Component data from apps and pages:
_ _ _ _ _ _ _

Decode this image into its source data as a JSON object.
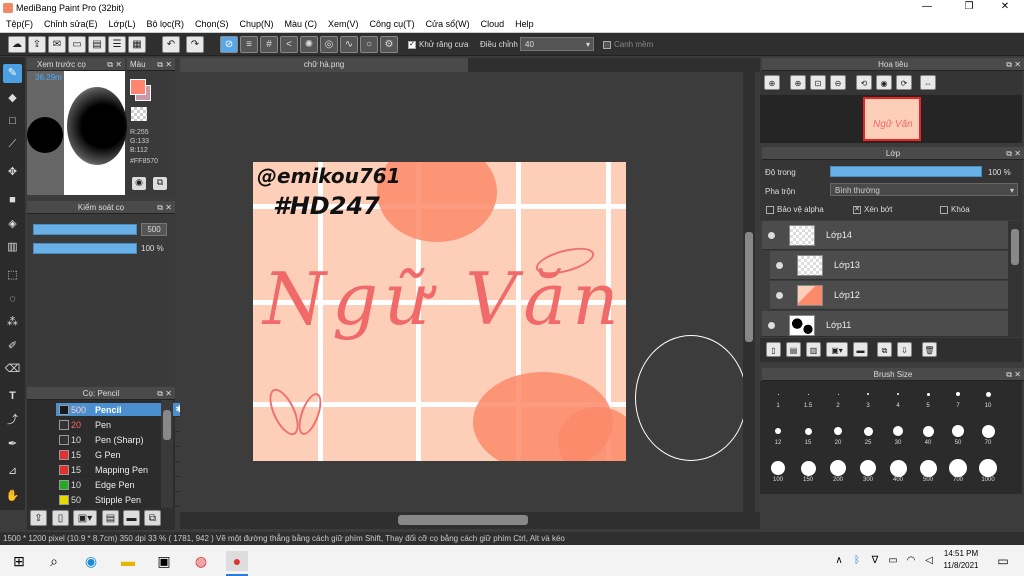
{
  "window": {
    "title": "MediBang Paint Pro (32bit)",
    "min": "—",
    "max": "❐",
    "close": "✕"
  },
  "menu": [
    "Tệp(F)",
    "Chỉnh sửa(E)",
    "Lớp(L)",
    "Bộ lọc(R)",
    "Chọn(S)",
    "Chụp(N)",
    "Màu (C)",
    "Xem(V)",
    "Công cụ(T)",
    "Cửa sổ(W)",
    "Cloud",
    "Help"
  ],
  "toolbar": {
    "antialias": "Khử răng cưa",
    "adjust": "Điều chỉnh",
    "adjust_value": "40",
    "smooth": "Canh mềm"
  },
  "panels": {
    "preview": {
      "title": "Xem trước cọ",
      "zoom": "36.29m"
    },
    "color": {
      "title": "Màu",
      "r": "R:255",
      "g": "G:133",
      "b": "B:112",
      "hex": "#FF8570",
      "fg": "#ff8570",
      "bg": "#ffffff"
    },
    "brush_control": {
      "title": "Kiểm soát cọ",
      "size": "500",
      "opacity": "100 %"
    },
    "brush_list": {
      "title": "Cọ: Pencil",
      "items": [
        {
          "size": "500",
          "name": "Pencil",
          "color": "#000000"
        },
        {
          "size": "20",
          "name": "Pen",
          "color": "#333333"
        },
        {
          "size": "10",
          "name": "Pen (Sharp)",
          "color": "#333333"
        },
        {
          "size": "15",
          "name": "G Pen",
          "color": "#e03030"
        },
        {
          "size": "15",
          "name": "Mapping Pen",
          "color": "#e03030"
        },
        {
          "size": "10",
          "name": "Edge Pen",
          "color": "#22aa22"
        },
        {
          "size": "50",
          "name": "Stipple Pen",
          "color": "#e8d800"
        }
      ]
    },
    "navigator": {
      "title": "Hoa tiêu"
    },
    "layers": {
      "title": "Lớp",
      "opacity_label": "Độ trong",
      "opacity_value": "100 %",
      "blend_label": "Pha trộn",
      "blend_value": "Bình thường",
      "protect_alpha": "Bảo vệ alpha",
      "clipping": "Xén bớt",
      "lock": "Khóa",
      "items": [
        "Lớp14",
        "Lớp13",
        "Lớp12",
        "Lớp11"
      ]
    },
    "brush_size": {
      "title": "Brush Size",
      "sizes": [
        "1",
        "1.5",
        "2",
        "3",
        "4",
        "5",
        "7",
        "10",
        "12",
        "15",
        "20",
        "25",
        "30",
        "40",
        "50",
        "70",
        "100",
        "150",
        "200",
        "300",
        "400",
        "500",
        "700",
        "1000"
      ]
    }
  },
  "document": {
    "tab": "chữ hà.png",
    "text1": "@emikou761",
    "text2": "#HD247",
    "text3": "Ngữ Văn"
  },
  "status": "1500 * 1200 pixel   (10.9 * 8.7cm)   350 dpi   33 %   ( 1781, 942 )   Vẽ một đường thẳng bằng cách giữ phím Shift, Thay đổi cỡ cọ bằng cách giữ phím Ctrl, Alt và kéo",
  "taskbar": {
    "time": "14:51 PM",
    "date": "11/8/2021"
  }
}
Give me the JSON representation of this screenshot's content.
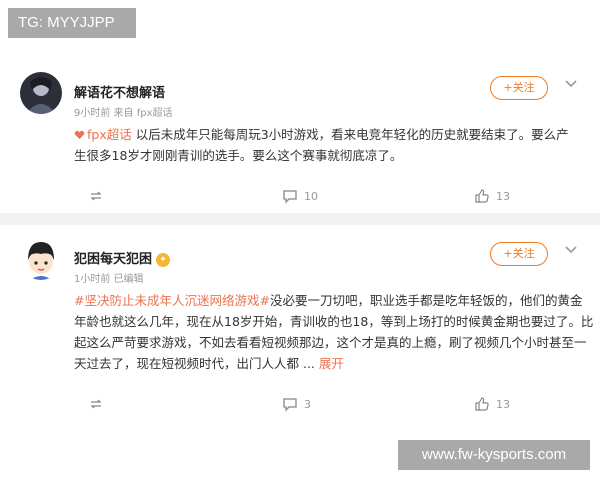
{
  "overlay": {
    "tg_label": "TG: MYYJJPP",
    "watermark": "www.fw-kysports.com"
  },
  "posts": [
    {
      "username": "解语花不想解语",
      "meta": "9小时前 来自 fpx超话",
      "follow_label": "+关注",
      "hashtag": "fpx超话",
      "content": " 以后未成年只能每周玩3小时游戏，看来电竞年轻化的历史就要结束了。要么产生很多18岁才刚刚青训的选手。要么这个赛事就彻底凉了。",
      "repost_count": "",
      "comment_count": "10",
      "like_count": "13"
    },
    {
      "username": "犯困每天犯困",
      "meta": "1小时前  已编辑",
      "follow_label": "+关注",
      "hashtag": "#坚决防止未成年人沉迷网络游戏#",
      "content": "没必要一刀切吧，职业选手都是吃年轻饭的，他们的黄金年龄也就这么几年，现在从18岁开始，青训收的也18，等到上场打的时候黄金期也要过了。比起这么严苛要求游戏，不如去看看短视频那边，这个才是真的上瘾，刷了视频几个小时甚至一天过去了，现在短视频时代，出门人人都 ...",
      "expand_label": "展开",
      "repost_count": "",
      "comment_count": "3",
      "like_count": "13"
    }
  ],
  "colors": {
    "accent": "#eb7350",
    "follow": "#f07a22",
    "meta_text": "#999999"
  }
}
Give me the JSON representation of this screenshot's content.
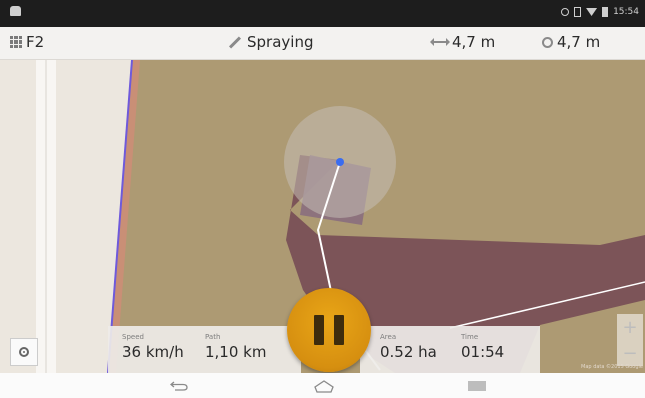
{
  "top_bar": {
    "field_name": "F2",
    "status": "Spraying",
    "working_width": "4,7 m",
    "coverage_width": "4,7 m"
  },
  "status_bar": {
    "time": "15:54"
  },
  "stats": {
    "speed_label": "Speed",
    "speed_value": "36 km/h",
    "path_label": "Path",
    "path_value": "1,10 km",
    "area_label": "Area",
    "area_value": "0.52 ha",
    "time_label": "Time",
    "time_value": "01:54"
  },
  "map": {
    "zoom_in": "+",
    "zoom_out": "−",
    "attribution": "Map data ©2015 Google"
  },
  "colors": {
    "field_brown": "#ad9a73",
    "sprayed_path": "#7c5458",
    "pause_button": "#d68f10"
  },
  "icons": {
    "field": "grid-icon",
    "status": "pencil-icon",
    "working_width": "width-arrow-icon",
    "coverage_width": "target-icon",
    "pause": "pause-icon",
    "locate": "locate-icon"
  }
}
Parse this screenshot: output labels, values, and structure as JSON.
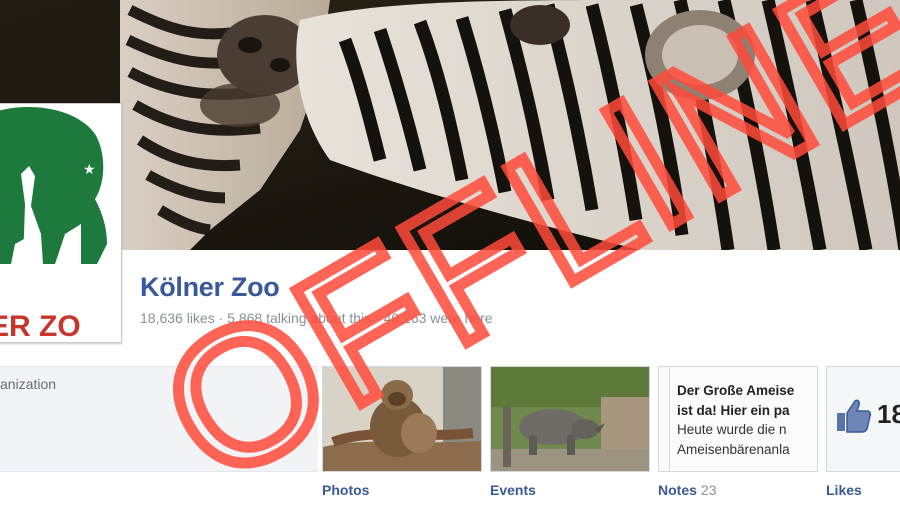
{
  "page": {
    "name": "Kölner Zoo",
    "stats": "18,636 likes · 5,868 talking about this · 40,263 were here",
    "category": "anization"
  },
  "profile_logo": {
    "text": "ER ZO",
    "brand_color": "#1e7a3c",
    "accent_red": "#c7362b"
  },
  "tiles": {
    "photos": {
      "label": "Photos"
    },
    "events": {
      "label": "Events"
    },
    "notes": {
      "label": "Notes",
      "count": "23",
      "title_line1": "Der Große Ameise",
      "title_line2": "ist da! Hier ein pa",
      "body_line1": "Heute wurde die n",
      "body_line2": "Ameisenbärenanla"
    },
    "likes": {
      "label": "Likes",
      "count": "18",
      "icon": "thumbs-up-icon"
    }
  },
  "overlay": {
    "stamp_text": "OFFLINE",
    "stamp_color": "#ff4a3a"
  },
  "colors": {
    "link_blue": "#3b5998",
    "muted_grey": "#8b8f96"
  }
}
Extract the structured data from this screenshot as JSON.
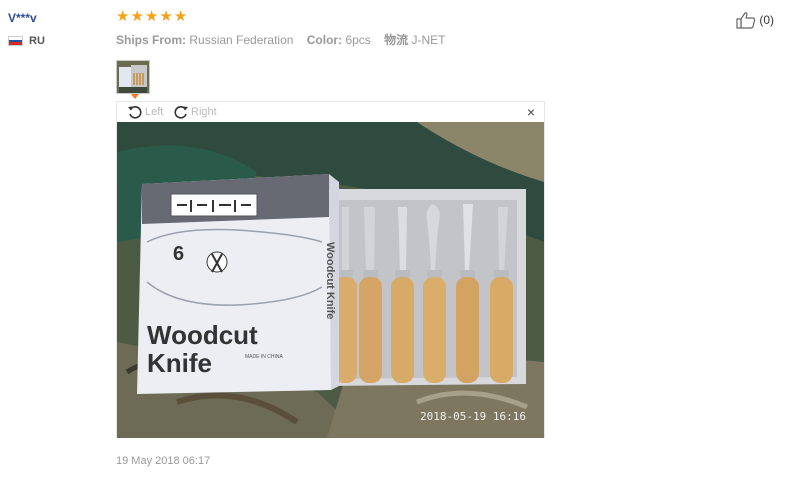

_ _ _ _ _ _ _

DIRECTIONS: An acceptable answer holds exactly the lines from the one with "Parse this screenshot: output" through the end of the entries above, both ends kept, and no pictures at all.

OUTPUT:
Parse this screenshot: output labels, values, and structure as JSON.
{
  "page": {
    "name": "Kölner Zoo",
    "stats": "18,636 likes · 5,868 talking about this · 40,263 were here",
    "category": "anization"
  },
  "profile_logo": {
    "text": "ER ZO",
    "brand_color": "#1e7a3c",
    "accent_red": "#c7362b"
  },
  "tiles": {
    "photos": {
      "label": "Photos"
    },
    "events": {
      "label": "Events"
    },
    "notes": {
      "label": "Notes",
      "count": "23",
      "title_line1": "Der Große Ameise",
      "title_line2": "ist da! Hier ein pa",
      "body_line1": "Heute wurde die n",
      "body_line2": "Ameisenbärenanla"
    },
    "likes": {
      "label": "Likes",
      "count": "18",
      "icon": "thumbs-up-icon"
    }
  },
  "overlay": {
    "stamp_text": "OFFLINE",
    "stamp_color": "#ff4a3a"
  },
  "colors": {
    "link_blue": "#3b5998",
    "muted_grey": "#8b8f96"
  }
}
Extract the structured data from this screenshot as JSON.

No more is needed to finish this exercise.